Problem to work on: Return each of the entries below word for word.

Dataset rows for apps and sites:
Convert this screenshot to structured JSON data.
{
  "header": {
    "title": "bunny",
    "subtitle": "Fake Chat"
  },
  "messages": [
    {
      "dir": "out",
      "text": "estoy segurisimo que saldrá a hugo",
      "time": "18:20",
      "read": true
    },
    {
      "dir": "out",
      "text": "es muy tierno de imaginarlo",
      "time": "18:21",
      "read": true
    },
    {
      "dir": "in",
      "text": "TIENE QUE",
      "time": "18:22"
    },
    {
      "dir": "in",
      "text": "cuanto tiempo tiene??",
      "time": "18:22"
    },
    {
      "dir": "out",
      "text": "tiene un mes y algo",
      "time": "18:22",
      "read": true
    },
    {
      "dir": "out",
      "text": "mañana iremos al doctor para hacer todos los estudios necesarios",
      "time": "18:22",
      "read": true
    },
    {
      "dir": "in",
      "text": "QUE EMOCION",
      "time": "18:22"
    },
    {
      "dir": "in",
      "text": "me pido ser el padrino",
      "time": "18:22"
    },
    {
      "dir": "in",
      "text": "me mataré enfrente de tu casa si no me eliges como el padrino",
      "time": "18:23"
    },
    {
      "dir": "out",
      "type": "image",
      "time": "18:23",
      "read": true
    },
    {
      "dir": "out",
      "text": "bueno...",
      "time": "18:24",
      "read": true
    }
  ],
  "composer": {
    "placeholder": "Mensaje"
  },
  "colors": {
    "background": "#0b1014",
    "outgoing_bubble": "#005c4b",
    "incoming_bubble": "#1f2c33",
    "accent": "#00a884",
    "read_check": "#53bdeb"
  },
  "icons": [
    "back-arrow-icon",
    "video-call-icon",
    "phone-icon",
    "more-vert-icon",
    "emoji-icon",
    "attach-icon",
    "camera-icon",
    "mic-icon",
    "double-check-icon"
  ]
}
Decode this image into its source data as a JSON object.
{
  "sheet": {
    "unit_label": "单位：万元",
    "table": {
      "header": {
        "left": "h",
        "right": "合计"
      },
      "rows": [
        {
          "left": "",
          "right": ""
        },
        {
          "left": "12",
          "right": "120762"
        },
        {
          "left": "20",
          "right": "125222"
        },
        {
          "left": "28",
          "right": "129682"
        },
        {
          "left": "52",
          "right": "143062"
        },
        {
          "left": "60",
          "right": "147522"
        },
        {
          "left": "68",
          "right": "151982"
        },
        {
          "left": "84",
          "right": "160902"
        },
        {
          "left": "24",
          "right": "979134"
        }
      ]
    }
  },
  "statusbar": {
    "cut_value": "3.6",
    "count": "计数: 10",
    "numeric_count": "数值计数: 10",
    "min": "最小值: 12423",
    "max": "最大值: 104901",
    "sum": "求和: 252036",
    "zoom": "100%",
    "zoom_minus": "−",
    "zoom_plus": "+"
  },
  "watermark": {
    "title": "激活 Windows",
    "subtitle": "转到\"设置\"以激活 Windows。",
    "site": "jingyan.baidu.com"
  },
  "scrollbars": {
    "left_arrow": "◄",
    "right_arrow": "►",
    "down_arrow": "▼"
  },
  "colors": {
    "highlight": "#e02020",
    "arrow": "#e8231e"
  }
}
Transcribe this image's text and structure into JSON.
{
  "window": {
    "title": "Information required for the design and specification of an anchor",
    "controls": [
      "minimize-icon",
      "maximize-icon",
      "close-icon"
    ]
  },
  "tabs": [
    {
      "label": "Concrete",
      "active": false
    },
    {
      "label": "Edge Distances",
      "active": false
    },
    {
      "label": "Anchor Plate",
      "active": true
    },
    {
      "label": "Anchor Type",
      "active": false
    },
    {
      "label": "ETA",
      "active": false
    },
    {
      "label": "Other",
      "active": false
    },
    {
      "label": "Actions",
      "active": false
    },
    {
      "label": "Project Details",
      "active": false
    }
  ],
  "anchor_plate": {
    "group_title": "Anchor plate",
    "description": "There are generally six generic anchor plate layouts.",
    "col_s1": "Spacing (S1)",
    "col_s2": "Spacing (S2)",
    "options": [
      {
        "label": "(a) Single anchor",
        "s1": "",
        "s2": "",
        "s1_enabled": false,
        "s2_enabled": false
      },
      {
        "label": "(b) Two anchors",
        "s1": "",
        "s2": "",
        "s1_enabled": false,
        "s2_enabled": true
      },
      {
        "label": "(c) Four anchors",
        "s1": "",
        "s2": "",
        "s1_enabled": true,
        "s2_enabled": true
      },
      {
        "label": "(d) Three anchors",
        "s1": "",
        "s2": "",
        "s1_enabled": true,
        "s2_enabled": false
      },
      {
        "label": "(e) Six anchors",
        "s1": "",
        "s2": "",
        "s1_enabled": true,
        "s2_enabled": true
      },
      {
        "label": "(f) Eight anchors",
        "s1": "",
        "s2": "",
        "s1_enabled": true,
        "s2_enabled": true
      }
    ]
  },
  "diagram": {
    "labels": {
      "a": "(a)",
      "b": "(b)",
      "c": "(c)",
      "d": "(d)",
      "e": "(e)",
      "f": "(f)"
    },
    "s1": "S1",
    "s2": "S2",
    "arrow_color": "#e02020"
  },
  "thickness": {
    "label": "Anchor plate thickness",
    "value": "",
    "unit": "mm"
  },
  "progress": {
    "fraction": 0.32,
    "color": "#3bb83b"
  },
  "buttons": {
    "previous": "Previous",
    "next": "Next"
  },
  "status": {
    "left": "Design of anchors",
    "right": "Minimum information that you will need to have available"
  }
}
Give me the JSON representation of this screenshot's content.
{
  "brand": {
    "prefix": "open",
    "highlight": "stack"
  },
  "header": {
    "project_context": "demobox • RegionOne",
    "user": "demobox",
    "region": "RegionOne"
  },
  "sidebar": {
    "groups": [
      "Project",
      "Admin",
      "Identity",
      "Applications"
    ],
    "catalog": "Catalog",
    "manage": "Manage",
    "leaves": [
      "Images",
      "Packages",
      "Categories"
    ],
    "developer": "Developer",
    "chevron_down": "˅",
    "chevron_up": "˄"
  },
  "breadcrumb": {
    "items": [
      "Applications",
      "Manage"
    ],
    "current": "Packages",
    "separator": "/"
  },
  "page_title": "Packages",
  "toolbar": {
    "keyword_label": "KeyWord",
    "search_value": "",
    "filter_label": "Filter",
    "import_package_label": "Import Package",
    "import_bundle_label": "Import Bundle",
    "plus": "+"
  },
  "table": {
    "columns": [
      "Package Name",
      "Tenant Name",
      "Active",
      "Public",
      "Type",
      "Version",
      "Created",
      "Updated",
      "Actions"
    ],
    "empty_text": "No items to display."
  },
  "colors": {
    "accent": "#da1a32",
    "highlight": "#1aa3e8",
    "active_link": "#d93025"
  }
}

Answer to the exercise:
Convert this screenshot to structured JSON data.
{
  "header": {
    "title": "bunny",
    "subtitle": "Fake Chat"
  },
  "messages": [
    {
      "dir": "out",
      "text": "estoy segurisimo que saldrá a hugo",
      "time": "18:20",
      "read": true
    },
    {
      "dir": "out",
      "text": "es muy tierno de imaginarlo",
      "time": "18:21",
      "read": true
    },
    {
      "dir": "in",
      "text": "TIENE QUE",
      "time": "18:22"
    },
    {
      "dir": "in",
      "text": "cuanto tiempo tiene??",
      "time": "18:22"
    },
    {
      "dir": "out",
      "text": "tiene un mes y algo",
      "time": "18:22",
      "read": true
    },
    {
      "dir": "out",
      "text": "mañana iremos al doctor para hacer todos los estudios necesarios",
      "time": "18:22",
      "read": true
    },
    {
      "dir": "in",
      "text": "QUE EMOCION",
      "time": "18:22"
    },
    {
      "dir": "in",
      "text": "me pido ser el padrino",
      "time": "18:22"
    },
    {
      "dir": "in",
      "text": "me mataré enfrente de tu casa si no me eliges como el padrino",
      "time": "18:23"
    },
    {
      "dir": "out",
      "type": "image",
      "time": "18:23",
      "read": true
    },
    {
      "dir": "out",
      "text": "bueno...",
      "time": "18:24",
      "read": true
    }
  ],
  "composer": {
    "placeholder": "Mensaje"
  },
  "colors": {
    "background": "#0b1014",
    "outgoing_bubble": "#005c4b",
    "incoming_bubble": "#1f2c33",
    "accent": "#00a884",
    "read_check": "#53bdeb"
  },
  "icons": [
    "back-arrow-icon",
    "video-call-icon",
    "phone-icon",
    "more-vert-icon",
    "emoji-icon",
    "attach-icon",
    "camera-icon",
    "mic-icon",
    "double-check-icon"
  ]
}
Decode this image into its source data as a JSON object.
{
  "sheet": {
    "unit_label": "单位：万元",
    "table": {
      "header": {
        "left": "h",
        "right": "合计"
      },
      "rows": [
        {
          "left": "",
          "right": ""
        },
        {
          "left": "12",
          "right": "120762"
        },
        {
          "left": "20",
          "right": "125222"
        },
        {
          "left": "28",
          "right": "129682"
        },
        {
          "left": "52",
          "right": "143062"
        },
        {
          "left": "60",
          "right": "147522"
        },
        {
          "left": "68",
          "right": "151982"
        },
        {
          "left": "84",
          "right": "160902"
        },
        {
          "left": "24",
          "right": "979134"
        }
      ]
    }
  },
  "statusbar": {
    "cut_value": "3.6",
    "count": "计数: 10",
    "numeric_count": "数值计数: 10",
    "min": "最小值: 12423",
    "max": "最大值: 104901",
    "sum": "求和: 252036",
    "zoom": "100%",
    "zoom_minus": "−",
    "zoom_plus": "+"
  },
  "watermark": {
    "title": "激活 Windows",
    "subtitle": "转到\"设置\"以激活 Windows。",
    "site": "jingyan.baidu.com"
  },
  "scrollbars": {
    "left_arrow": "◄",
    "right_arrow": "►",
    "down_arrow": "▼"
  },
  "colors": {
    "highlight": "#e02020",
    "arrow": "#e8231e"
  }
}
Transcribe this image's text and structure into JSON.
{
  "window": {
    "title": "Information required for the design and specification of an anchor",
    "controls": [
      "minimize-icon",
      "maximize-icon",
      "close-icon"
    ]
  },
  "tabs": [
    {
      "label": "Concrete",
      "active": false
    },
    {
      "label": "Edge Distances",
      "active": false
    },
    {
      "label": "Anchor Plate",
      "active": true
    },
    {
      "label": "Anchor Type",
      "active": false
    },
    {
      "label": "ETA",
      "active": false
    },
    {
      "label": "Other",
      "active": false
    },
    {
      "label": "Actions",
      "active": false
    },
    {
      "label": "Project Details",
      "active": false
    }
  ],
  "anchor_plate": {
    "group_title": "Anchor plate",
    "description": "There are generally six generic anchor plate layouts.",
    "col_s1": "Spacing (S1)",
    "col_s2": "Spacing (S2)",
    "options": [
      {
        "label": "(a) Single anchor",
        "s1": "",
        "s2": "",
        "s1_enabled": false,
        "s2_enabled": false
      },
      {
        "label": "(b) Two anchors",
        "s1": "",
        "s2": "",
        "s1_enabled": false,
        "s2_enabled": true
      },
      {
        "label": "(c) Four anchors",
        "s1": "",
        "s2": "",
        "s1_enabled": true,
        "s2_enabled": true
      },
      {
        "label": "(d) Three anchors",
        "s1": "",
        "s2": "",
        "s1_enabled": true,
        "s2_enabled": false
      },
      {
        "label": "(e) Six anchors",
        "s1": "",
        "s2": "",
        "s1_enabled": true,
        "s2_enabled": true
      },
      {
        "label": "(f) Eight anchors",
        "s1": "",
        "s2": "",
        "s1_enabled": true,
        "s2_enabled": true
      }
    ]
  },
  "diagram": {
    "labels": {
      "a": "(a)",
      "b": "(b)",
      "c": "(c)",
      "d": "(d)",
      "e": "(e)",
      "f": "(f)"
    },
    "s1": "S1",
    "s2": "S2",
    "arrow_color": "#e02020"
  },
  "thickness": {
    "label": "Anchor plate thickness",
    "value": "",
    "unit": "mm"
  },
  "progress": {
    "fraction": 0.32,
    "color": "#3bb83b"
  },
  "buttons": {
    "previous": "Previous",
    "next": "Next"
  },
  "status": {
    "left": "Design of anchors",
    "right": "Minimum information that you will need to have available"
  }
}
Give me the JSON representation of this screenshot's content.
{
  "brand": {
    "prefix": "open",
    "highlight": "stack"
  },
  "header": {
    "project_context": "demobox • RegionOne",
    "user": "demobox",
    "region": "RegionOne"
  },
  "sidebar": {
    "groups": [
      "Project",
      "Admin",
      "Identity",
      "Applications"
    ],
    "catalog": "Catalog",
    "manage": "Manage",
    "leaves": [
      "Images",
      "Packages",
      "Categories"
    ],
    "developer": "Developer",
    "chevron_down": "˅",
    "chevron_up": "˄"
  },
  "breadcrumb": {
    "items": [
      "Applications",
      "Manage"
    ],
    "current": "Packages",
    "separator": "/"
  },
  "page_title": "Packages",
  "toolbar": {
    "keyword_label": "KeyWord",
    "search_value": "",
    "filter_label": "Filter",
    "import_package_label": "Import Package",
    "import_bundle_label": "Import Bundle",
    "plus": "+"
  },
  "table": {
    "columns": [
      "Package Name",
      "Tenant Name",
      "Active",
      "Public",
      "Type",
      "Version",
      "Created",
      "Updated",
      "Actions"
    ],
    "empty_text": "No items to display."
  },
  "colors": {
    "accent": "#da1a32",
    "highlight": "#1aa3e8",
    "active_link": "#d93025"
  }
}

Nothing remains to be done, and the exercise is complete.